[Data shown Boundary: Start]

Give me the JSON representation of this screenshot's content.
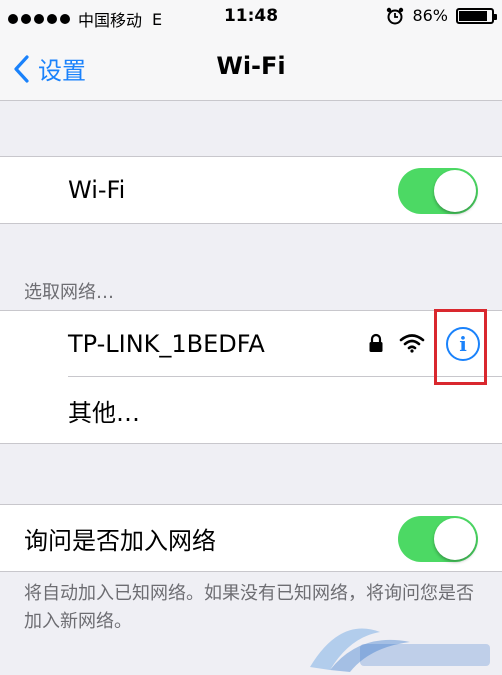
{
  "status_bar": {
    "carrier": "中国移动",
    "network": "E",
    "time": "11:48",
    "battery_percent": "86%",
    "battery_level": 0.86
  },
  "nav": {
    "back_label": "设置",
    "title": "Wi-Fi"
  },
  "wifi_toggle": {
    "label": "Wi-Fi",
    "on": true
  },
  "networks": {
    "header": "选取网络…",
    "items": [
      {
        "name": "TP-LINK_1BEDFA",
        "secured": true
      },
      {
        "name": "其他…"
      }
    ]
  },
  "ask_join": {
    "label": "询问是否加入网络",
    "on": true,
    "footer": "将自动加入已知网络。如果没有已知网络，将询问您是否加入新网络。"
  },
  "colors": {
    "accent": "#1a82fb",
    "switch_on": "#4cd964",
    "highlight": "#d9282e",
    "background": "#efeff4"
  },
  "icons": [
    "chevron-left-icon",
    "alarm-clock-icon",
    "battery-icon",
    "lock-icon",
    "wifi-signal-icon",
    "info-icon"
  ]
}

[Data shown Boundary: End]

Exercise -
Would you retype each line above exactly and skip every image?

Answer for this exercise -
Give me the JSON representation of this screenshot's content.
{
  "status_bar": {
    "carrier": "中国移动",
    "network": "E",
    "time": "11:48",
    "battery_percent": "86%",
    "battery_level": 0.86
  },
  "nav": {
    "back_label": "设置",
    "title": "Wi-Fi"
  },
  "wifi_toggle": {
    "label": "Wi-Fi",
    "on": true
  },
  "networks": {
    "header": "选取网络…",
    "items": [
      {
        "name": "TP-LINK_1BEDFA",
        "secured": true
      },
      {
        "name": "其他…"
      }
    ]
  },
  "ask_join": {
    "label": "询问是否加入网络",
    "on": true,
    "footer": "将自动加入已知网络。如果没有已知网络，将询问您是否加入新网络。"
  },
  "colors": {
    "accent": "#1a82fb",
    "switch_on": "#4cd964",
    "highlight": "#d9282e",
    "background": "#efeff4"
  },
  "icons": [
    "chevron-left-icon",
    "alarm-clock-icon",
    "battery-icon",
    "lock-icon",
    "wifi-signal-icon",
    "info-icon"
  ]
}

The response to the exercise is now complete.